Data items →
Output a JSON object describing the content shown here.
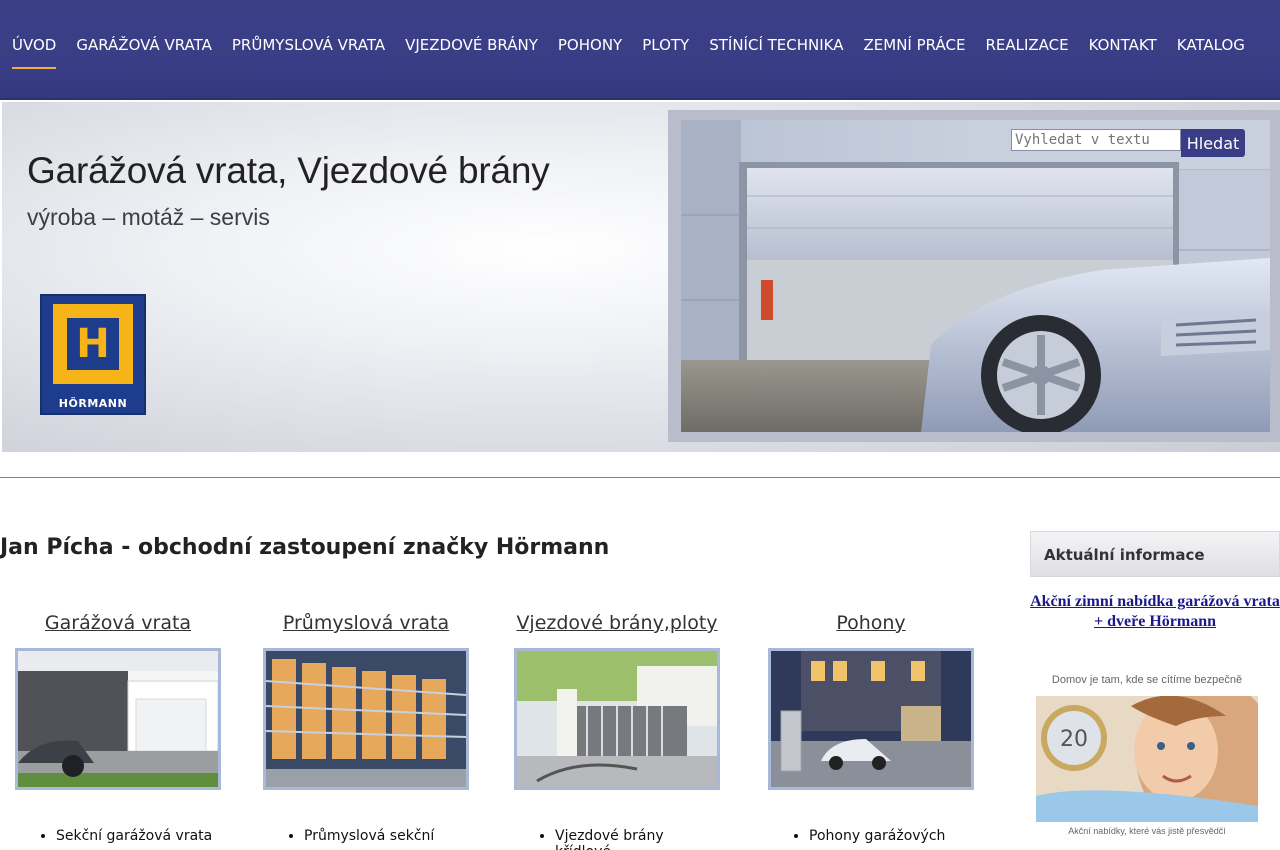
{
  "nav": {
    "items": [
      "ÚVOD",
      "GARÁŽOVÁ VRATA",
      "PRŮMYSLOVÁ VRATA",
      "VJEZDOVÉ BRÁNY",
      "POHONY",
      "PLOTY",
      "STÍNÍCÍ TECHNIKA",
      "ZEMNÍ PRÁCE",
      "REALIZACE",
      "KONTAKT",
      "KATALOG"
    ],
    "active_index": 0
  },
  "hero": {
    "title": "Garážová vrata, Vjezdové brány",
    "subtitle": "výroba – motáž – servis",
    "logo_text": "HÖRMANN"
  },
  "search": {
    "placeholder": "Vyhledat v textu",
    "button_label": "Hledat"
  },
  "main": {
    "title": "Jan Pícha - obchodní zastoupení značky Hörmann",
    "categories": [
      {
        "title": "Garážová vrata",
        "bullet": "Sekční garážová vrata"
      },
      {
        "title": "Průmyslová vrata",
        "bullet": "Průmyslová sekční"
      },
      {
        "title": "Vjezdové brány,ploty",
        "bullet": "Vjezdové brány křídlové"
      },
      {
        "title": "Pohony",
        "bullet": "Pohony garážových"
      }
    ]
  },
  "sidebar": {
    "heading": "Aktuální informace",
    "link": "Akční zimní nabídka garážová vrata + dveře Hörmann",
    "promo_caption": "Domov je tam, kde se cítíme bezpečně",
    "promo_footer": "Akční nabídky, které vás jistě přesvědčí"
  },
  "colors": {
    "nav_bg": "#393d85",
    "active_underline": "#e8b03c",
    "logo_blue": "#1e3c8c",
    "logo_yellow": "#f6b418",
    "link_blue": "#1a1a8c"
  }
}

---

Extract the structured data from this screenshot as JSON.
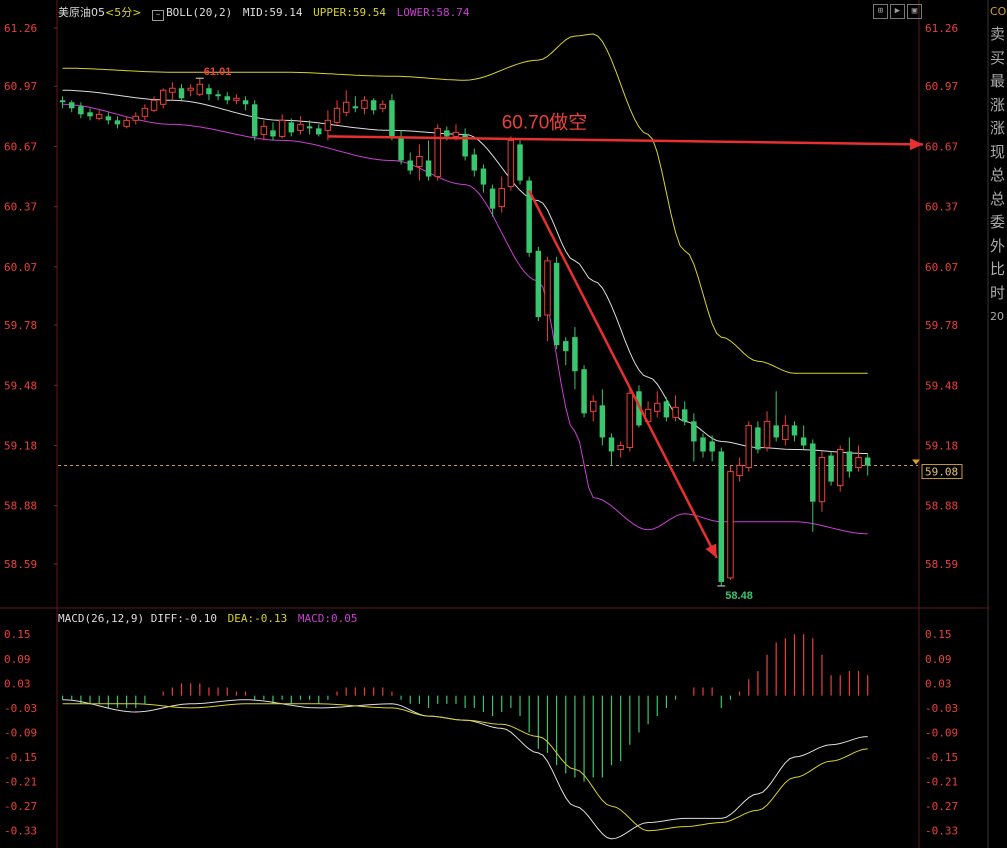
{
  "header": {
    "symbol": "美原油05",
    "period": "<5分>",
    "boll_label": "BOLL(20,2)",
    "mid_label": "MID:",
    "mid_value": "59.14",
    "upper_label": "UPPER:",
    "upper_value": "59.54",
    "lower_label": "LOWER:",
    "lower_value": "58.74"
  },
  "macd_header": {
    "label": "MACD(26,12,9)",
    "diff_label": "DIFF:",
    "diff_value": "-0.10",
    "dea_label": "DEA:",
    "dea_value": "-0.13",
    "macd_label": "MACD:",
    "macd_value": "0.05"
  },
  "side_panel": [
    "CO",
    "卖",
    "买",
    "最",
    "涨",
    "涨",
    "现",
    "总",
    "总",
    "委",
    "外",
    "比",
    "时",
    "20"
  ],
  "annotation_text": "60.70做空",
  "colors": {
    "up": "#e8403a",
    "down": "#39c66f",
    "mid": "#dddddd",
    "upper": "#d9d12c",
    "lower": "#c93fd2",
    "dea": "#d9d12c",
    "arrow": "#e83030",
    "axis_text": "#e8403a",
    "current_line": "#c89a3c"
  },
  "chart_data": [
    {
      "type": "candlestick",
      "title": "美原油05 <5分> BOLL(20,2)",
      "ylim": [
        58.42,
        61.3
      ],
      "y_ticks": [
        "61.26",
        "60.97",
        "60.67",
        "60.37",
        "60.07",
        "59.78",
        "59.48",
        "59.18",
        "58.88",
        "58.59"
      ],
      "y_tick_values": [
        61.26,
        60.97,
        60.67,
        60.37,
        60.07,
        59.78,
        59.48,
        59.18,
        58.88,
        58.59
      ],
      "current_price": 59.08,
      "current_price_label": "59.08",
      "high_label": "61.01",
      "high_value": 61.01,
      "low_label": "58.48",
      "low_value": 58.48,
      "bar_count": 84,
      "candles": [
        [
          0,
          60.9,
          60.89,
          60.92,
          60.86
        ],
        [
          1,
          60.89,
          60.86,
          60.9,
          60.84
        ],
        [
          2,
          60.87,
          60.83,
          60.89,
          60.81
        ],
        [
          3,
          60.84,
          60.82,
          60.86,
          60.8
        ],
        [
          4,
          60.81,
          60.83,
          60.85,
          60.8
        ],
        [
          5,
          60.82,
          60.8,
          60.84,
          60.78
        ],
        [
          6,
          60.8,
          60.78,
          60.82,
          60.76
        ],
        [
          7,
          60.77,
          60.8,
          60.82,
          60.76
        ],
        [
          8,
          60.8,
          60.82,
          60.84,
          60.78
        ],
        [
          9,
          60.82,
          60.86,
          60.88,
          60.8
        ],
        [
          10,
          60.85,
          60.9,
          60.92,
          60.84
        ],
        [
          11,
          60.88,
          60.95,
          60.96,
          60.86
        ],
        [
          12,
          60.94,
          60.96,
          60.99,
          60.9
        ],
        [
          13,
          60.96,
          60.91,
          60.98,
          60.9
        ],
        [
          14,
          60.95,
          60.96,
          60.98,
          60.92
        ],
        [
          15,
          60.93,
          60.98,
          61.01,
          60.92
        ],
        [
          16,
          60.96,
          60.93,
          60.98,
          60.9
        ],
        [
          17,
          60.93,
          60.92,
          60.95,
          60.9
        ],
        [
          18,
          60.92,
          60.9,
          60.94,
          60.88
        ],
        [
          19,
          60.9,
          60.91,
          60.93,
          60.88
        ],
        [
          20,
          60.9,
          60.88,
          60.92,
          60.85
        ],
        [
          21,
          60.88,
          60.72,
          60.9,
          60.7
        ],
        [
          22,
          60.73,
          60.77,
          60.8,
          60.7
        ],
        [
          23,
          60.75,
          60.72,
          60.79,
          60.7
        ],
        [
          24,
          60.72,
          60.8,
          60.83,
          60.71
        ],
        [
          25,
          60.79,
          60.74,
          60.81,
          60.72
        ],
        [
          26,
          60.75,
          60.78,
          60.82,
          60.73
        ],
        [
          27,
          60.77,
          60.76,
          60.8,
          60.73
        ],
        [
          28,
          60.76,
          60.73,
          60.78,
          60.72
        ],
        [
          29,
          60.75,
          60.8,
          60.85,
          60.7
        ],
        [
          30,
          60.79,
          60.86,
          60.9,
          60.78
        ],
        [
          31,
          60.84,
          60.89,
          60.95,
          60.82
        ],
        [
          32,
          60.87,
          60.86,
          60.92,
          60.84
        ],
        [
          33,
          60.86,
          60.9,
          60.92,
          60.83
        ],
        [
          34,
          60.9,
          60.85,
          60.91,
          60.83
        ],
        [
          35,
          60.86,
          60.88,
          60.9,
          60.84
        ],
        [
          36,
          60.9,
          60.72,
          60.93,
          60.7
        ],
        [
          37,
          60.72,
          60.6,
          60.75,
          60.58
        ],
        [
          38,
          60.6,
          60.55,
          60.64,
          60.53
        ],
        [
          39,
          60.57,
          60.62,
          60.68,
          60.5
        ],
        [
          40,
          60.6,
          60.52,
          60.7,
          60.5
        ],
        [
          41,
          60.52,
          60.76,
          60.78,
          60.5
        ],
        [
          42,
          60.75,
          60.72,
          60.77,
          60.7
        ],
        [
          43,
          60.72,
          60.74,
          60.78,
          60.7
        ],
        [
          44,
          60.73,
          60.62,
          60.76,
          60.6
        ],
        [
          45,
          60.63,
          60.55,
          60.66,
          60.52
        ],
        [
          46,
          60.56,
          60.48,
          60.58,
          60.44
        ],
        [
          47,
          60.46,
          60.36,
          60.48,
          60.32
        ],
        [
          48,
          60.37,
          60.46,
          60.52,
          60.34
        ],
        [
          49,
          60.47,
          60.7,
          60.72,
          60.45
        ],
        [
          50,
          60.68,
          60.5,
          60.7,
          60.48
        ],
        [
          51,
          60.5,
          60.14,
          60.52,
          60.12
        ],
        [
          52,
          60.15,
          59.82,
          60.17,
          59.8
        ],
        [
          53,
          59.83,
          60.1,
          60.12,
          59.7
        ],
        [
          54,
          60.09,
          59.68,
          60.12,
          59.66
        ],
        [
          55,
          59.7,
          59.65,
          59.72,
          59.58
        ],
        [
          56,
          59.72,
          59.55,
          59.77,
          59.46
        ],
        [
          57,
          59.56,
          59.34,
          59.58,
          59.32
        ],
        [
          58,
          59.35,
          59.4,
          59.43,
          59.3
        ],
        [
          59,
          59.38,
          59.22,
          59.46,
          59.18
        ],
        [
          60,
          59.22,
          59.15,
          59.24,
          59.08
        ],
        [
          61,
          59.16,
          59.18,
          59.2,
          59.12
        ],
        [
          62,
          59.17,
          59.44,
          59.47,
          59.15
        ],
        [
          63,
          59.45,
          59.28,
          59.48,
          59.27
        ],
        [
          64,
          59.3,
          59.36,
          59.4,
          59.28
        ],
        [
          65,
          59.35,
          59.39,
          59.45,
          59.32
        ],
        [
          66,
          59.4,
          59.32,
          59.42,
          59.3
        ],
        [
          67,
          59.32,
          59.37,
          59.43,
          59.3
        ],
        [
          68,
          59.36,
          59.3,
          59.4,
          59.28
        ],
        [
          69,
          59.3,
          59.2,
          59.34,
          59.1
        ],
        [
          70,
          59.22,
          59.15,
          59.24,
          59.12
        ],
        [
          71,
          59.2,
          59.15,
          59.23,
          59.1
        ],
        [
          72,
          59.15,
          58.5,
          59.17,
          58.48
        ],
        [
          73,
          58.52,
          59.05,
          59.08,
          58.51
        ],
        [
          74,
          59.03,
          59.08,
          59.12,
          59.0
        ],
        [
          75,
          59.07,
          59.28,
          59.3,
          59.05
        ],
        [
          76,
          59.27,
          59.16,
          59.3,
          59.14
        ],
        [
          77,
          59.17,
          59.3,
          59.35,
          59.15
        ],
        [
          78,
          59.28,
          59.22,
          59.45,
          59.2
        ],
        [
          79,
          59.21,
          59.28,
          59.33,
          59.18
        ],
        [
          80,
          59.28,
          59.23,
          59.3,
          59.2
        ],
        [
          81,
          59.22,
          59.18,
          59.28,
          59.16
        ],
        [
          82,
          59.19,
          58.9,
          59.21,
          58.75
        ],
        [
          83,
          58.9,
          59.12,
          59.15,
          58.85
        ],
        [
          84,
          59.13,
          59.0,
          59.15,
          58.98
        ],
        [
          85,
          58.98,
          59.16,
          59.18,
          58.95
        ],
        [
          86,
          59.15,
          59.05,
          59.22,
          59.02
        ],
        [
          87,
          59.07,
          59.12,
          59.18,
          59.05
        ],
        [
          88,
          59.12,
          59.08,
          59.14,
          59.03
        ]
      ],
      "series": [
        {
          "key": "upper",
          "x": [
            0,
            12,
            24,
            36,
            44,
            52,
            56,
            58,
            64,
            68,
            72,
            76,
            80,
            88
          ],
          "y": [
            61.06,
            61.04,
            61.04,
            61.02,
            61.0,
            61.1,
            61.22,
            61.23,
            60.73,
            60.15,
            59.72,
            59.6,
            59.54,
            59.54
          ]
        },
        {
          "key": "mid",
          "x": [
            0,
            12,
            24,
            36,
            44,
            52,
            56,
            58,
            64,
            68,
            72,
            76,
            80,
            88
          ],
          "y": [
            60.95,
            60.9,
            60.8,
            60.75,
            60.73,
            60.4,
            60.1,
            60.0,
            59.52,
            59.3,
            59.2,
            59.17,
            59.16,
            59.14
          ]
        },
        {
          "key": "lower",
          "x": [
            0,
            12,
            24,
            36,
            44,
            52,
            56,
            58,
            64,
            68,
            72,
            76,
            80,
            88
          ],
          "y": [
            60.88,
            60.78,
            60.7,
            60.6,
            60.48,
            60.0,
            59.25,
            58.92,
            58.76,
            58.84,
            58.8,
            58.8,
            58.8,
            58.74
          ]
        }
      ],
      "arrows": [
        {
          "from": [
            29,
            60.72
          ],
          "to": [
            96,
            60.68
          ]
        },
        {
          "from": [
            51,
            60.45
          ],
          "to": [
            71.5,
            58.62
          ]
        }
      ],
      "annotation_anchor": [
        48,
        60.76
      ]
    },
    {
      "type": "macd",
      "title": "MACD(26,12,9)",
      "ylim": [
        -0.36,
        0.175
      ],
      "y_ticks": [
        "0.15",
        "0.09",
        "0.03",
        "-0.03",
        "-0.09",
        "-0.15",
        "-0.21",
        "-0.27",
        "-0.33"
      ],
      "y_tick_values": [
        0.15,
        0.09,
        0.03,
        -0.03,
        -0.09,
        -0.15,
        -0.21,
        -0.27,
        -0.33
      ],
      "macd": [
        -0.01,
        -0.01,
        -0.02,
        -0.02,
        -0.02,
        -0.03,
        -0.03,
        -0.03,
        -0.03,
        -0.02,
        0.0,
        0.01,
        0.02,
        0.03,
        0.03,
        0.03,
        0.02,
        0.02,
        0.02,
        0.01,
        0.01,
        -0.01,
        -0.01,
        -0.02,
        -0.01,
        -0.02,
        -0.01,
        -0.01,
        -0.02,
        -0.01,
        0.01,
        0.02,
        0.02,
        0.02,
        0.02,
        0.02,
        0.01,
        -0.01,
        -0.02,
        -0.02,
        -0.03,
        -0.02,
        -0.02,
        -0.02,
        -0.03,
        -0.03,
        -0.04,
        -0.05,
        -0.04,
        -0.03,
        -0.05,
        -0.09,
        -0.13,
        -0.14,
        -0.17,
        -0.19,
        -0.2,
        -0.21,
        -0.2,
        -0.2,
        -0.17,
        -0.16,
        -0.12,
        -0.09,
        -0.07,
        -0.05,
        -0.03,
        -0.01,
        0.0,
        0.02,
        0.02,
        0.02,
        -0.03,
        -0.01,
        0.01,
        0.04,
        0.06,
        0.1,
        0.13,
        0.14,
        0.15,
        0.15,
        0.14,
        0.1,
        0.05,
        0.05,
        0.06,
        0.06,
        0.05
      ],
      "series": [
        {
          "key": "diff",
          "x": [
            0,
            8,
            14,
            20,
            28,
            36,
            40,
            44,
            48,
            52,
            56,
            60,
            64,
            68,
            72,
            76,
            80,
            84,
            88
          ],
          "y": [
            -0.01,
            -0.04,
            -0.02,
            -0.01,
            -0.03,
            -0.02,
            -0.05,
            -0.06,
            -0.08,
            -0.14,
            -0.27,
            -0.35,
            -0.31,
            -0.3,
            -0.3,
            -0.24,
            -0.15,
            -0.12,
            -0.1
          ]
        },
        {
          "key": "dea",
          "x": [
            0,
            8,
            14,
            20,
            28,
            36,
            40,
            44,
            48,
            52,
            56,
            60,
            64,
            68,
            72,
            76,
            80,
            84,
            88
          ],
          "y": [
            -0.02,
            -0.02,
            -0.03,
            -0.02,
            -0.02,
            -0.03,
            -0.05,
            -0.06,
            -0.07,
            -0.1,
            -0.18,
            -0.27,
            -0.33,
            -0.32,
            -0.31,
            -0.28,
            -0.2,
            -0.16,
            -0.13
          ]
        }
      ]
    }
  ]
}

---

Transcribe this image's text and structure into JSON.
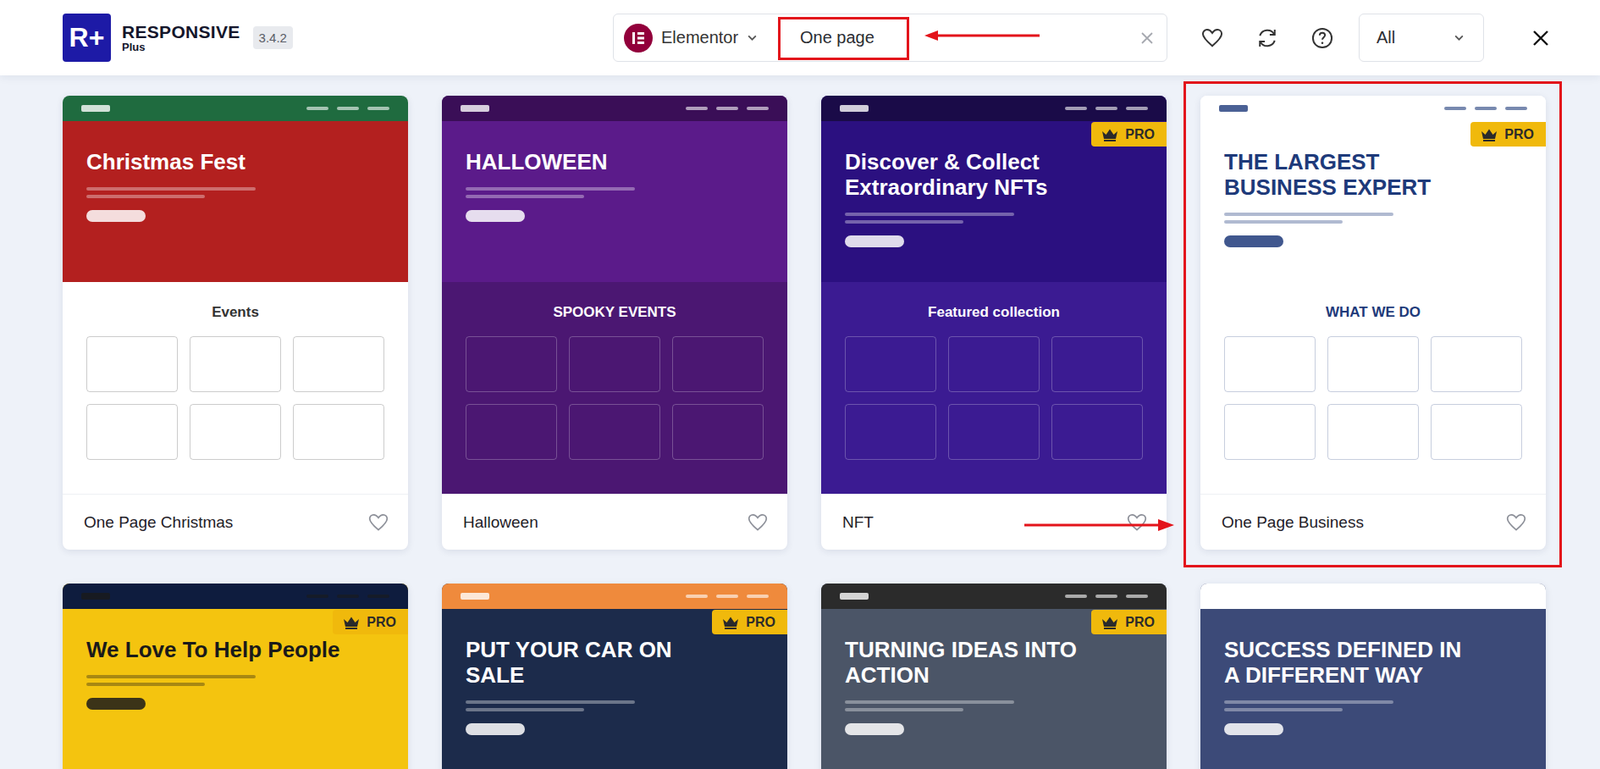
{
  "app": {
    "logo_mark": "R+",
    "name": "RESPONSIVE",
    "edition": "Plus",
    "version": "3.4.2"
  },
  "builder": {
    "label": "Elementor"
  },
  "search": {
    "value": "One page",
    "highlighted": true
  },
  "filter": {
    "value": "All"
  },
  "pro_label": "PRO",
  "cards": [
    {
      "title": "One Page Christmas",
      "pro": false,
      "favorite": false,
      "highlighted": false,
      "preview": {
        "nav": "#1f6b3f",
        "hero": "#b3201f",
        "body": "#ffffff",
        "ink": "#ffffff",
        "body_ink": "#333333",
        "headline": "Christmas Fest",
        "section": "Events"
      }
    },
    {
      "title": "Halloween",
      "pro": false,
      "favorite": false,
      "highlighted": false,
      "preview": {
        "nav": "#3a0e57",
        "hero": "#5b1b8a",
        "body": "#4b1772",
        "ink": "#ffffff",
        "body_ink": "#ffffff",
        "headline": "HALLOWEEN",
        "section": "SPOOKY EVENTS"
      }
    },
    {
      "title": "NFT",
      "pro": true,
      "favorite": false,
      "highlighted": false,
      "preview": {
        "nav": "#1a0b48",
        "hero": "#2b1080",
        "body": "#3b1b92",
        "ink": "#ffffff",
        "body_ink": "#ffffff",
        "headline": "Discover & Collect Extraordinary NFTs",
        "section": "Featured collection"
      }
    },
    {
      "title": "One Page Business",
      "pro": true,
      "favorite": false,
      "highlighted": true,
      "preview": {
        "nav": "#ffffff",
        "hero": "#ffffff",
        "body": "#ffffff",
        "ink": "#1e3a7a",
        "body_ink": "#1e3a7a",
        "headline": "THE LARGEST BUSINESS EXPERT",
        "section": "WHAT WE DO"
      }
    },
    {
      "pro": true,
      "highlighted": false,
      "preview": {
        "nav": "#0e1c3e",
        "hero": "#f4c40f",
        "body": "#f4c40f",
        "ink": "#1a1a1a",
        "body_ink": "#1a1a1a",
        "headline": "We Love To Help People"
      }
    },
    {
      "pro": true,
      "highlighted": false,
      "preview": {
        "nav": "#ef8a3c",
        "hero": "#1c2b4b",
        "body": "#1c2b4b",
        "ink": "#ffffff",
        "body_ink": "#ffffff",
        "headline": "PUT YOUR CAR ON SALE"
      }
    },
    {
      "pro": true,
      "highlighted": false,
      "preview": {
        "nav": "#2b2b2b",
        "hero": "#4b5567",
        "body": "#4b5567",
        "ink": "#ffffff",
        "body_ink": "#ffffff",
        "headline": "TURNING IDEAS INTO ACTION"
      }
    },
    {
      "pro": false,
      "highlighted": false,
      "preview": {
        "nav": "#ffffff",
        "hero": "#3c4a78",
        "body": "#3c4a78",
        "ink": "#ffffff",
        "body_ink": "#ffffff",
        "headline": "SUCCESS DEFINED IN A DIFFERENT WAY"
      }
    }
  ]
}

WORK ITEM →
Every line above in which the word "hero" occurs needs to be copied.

ANSWER TO THIS EXERCISE →
  "hero": {
        "hero": "#b3201f",
        "hero": "#5b1b8a",
        "hero": "#2b1080",
        "hero": "#ffffff",
        "hero": "#f4c40f",
        "hero": "#1c2b4b",
        "hero": "#4b5567",
        "hero": "#3c4a78",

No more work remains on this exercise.